Repair the World recently launched our High Holiday campaign, focused on advancing racial justice and building relationships between communities. There are many different ways to get involved (Learn about the root causes of racial injustice in America. Host or attend a Turn the Tables dinner. Take action in solidarity with our neighbors as a multiracial Jewish community.) – and we encourage you to explore them all.
Meanwhile, we will be introducing you to some of our favorite change makers. First up is Courtney D Sharpe – an inspiring leader in the social and racial justice fields, a friend and collaborator of Repair the World, and a recent graduate from Harvard Graduate School of Design, where she earned a Masters in Urban Planning. Sharpe took a minute to speak with Repair about feeling vulnerable (and then empowered) while hosting a Turn the Tables dinner, and why engaging in social justice work strengthens her Jewish identity.
Tell me about your background with social justice and racial justice-focused work?
Most recently I co-chaired the Black in Design conference at Harvard. The purpose was to bring to the forefront the contributions of people of color in design as well as explore issues on development and equity in communities of color. Lots of people care about these issues, but there had never been a forum dedicated to them, so that was amazing to be a part of.
In the past, I was was a Jeremiah Fellow with Jews United for Justice. I helped them coordinate an informational campaign that went around to restaurants and urged them to comply with the law that says all employes are entitled to paid sick days. In Chicago I volunteered with the Lakeview Action Coalition as part of a health care task force, and developed a food justice-focused business plan as a PresenTense fellow.
What inspired you to host a Turn the Tables dinner with Repair the World, and what was the experience like?
I hosted a dinner in January of 2015. I get all of the Repair the World newsletters and saw that they were offering materials and support to host these dinners. My roommates were on board, and we were an observant household that hosted Shabbat dinners together anyway, so we went for it. In addition to myself and my roommates, 3 other girls attended.
The dinner was really an interesting challenge for me. I’m black, and up until that point had never really initiated a conversation about race with what turned out to be all white people.
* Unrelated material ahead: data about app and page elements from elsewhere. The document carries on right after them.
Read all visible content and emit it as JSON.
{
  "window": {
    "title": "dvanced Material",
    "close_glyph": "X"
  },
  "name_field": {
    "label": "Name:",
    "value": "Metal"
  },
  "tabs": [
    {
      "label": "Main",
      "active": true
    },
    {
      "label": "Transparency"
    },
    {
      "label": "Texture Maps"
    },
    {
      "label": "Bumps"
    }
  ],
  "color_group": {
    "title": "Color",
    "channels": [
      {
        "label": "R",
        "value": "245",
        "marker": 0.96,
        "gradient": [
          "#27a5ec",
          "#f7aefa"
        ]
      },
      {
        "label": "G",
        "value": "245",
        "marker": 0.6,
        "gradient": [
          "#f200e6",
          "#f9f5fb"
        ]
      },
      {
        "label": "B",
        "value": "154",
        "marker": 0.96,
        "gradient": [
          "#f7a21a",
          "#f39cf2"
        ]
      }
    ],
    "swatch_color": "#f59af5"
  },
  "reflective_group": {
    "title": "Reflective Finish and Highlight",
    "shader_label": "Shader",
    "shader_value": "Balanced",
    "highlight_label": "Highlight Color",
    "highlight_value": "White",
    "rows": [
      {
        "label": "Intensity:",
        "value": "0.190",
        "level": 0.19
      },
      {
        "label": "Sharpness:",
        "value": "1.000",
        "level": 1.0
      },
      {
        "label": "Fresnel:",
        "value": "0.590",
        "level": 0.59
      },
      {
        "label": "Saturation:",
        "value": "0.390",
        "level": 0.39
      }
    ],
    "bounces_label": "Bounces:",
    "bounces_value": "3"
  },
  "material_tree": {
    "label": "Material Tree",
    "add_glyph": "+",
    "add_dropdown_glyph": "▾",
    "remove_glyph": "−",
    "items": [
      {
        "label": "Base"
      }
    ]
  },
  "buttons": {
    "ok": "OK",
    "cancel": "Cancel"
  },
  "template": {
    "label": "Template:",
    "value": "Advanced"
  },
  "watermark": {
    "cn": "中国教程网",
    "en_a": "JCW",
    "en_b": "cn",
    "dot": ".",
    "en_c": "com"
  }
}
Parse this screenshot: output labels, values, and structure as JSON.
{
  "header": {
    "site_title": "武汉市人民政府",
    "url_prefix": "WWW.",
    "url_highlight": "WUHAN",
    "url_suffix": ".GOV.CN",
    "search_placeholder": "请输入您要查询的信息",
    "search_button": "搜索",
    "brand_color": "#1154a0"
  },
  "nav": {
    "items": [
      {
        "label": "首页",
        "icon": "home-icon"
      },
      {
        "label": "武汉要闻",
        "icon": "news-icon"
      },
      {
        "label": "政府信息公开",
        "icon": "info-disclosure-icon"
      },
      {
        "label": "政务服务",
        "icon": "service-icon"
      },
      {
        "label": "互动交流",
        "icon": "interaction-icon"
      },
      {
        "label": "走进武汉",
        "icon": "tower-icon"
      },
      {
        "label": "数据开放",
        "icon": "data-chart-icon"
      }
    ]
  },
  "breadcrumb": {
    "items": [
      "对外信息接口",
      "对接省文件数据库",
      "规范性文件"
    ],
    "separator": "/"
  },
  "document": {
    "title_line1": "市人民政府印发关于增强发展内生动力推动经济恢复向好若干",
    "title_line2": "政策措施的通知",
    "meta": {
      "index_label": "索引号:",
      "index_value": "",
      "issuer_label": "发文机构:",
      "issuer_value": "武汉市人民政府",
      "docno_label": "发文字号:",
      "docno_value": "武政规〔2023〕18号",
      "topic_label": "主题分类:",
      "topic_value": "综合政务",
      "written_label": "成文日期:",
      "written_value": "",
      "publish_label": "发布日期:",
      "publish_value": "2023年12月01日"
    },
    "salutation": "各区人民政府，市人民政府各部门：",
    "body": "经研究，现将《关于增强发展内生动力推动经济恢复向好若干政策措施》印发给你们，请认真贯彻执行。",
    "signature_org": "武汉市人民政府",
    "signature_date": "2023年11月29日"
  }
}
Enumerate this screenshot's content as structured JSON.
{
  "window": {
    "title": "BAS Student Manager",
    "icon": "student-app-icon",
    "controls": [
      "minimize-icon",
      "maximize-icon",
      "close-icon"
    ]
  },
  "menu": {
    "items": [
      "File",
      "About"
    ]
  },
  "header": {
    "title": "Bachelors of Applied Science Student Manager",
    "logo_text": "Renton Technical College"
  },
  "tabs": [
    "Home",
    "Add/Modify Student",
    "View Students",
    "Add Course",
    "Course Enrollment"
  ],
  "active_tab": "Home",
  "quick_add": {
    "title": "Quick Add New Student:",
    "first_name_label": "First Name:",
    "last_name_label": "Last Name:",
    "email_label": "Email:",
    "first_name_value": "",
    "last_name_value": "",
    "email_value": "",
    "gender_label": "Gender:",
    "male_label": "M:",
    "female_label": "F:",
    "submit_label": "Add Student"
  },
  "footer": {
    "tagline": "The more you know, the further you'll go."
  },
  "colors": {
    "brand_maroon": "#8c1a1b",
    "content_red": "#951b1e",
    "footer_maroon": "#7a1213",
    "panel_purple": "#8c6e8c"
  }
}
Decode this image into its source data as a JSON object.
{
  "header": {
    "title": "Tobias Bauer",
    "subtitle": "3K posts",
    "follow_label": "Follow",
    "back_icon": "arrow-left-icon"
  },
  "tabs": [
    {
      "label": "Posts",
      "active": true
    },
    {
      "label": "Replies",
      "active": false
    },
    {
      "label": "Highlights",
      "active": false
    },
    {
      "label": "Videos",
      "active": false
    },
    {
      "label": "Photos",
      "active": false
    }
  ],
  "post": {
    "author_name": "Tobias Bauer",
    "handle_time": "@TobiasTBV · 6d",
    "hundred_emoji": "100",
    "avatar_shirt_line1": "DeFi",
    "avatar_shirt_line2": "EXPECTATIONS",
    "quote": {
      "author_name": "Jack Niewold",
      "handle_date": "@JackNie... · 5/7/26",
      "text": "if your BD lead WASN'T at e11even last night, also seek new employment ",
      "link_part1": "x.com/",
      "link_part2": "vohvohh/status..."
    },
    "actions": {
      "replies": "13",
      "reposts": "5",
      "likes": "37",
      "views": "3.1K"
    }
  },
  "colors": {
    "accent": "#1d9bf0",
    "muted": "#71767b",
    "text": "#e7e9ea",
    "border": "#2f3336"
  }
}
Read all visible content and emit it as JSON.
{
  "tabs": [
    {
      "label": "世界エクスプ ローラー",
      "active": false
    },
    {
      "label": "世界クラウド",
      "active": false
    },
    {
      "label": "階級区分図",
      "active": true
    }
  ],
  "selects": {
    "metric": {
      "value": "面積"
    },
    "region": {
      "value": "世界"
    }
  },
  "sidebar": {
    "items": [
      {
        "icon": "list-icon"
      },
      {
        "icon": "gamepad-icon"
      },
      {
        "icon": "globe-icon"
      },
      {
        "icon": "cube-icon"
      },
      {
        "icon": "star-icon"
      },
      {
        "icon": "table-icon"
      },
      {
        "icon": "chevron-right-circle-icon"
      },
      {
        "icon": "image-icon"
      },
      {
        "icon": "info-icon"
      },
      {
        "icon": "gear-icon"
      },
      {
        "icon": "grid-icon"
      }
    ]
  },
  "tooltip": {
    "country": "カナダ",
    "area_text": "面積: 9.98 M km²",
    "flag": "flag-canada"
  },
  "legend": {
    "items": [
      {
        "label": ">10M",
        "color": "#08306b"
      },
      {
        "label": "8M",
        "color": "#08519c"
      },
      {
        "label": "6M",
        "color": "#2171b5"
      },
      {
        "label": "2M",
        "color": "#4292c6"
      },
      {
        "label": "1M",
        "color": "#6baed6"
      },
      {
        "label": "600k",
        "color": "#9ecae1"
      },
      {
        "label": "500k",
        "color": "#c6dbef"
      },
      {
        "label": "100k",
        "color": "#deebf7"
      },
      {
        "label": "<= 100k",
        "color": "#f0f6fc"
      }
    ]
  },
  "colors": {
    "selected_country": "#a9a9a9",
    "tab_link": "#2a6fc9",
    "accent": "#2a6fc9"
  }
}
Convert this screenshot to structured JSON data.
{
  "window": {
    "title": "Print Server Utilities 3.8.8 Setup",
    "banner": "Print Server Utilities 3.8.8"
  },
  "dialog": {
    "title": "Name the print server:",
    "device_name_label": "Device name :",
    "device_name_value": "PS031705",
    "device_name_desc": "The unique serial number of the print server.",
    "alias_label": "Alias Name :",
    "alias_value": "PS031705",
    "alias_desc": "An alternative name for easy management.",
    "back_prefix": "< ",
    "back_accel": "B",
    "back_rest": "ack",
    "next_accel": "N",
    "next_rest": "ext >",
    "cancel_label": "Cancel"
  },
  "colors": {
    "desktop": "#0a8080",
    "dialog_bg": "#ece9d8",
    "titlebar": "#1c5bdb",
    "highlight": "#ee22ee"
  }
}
It was definitely intimidating at first, and I didn’t want it to be me doing most of the talking. But it ended up being a really good conversation. We used the prompt materials provided by Repair which included these little cards that had the last words of people who had been unjustly killed recently written on them. We got into conversations about race and personal experiences, and I felt that it was really good and empowering. It helped me find a voice to speak about race in a more public space.
I know you’re going to be attending the upcoming Facing Race conference in Atlanta as part of the Repair the World delegation. Why did you decide to join the delegation?
It looks like it is going to be an incredible conference. The last couple of years notwithstanding, Americans have not typically been so eager to talk about race in public forums, so that in itself is enticing. I also appreciate that there is going to be a Jewish delegation, and that I, as a Jew of color, was invited to participate. So many people, both Jewish and not, don’t recognize that there are so many Jews of color. So to be able to participate in this conference felt like something I shouldn’t pass up.
What do you think the Jewish community’s role should be in advancing racial justice?
I think it is important that Jews continue to be allies of social justice movements. For me, my most pure expressions of Judaism come from realizing social justice. And for people who are similarly inclined, working across racial lines or economic disparity is aligned with Jewish values. It is who we are.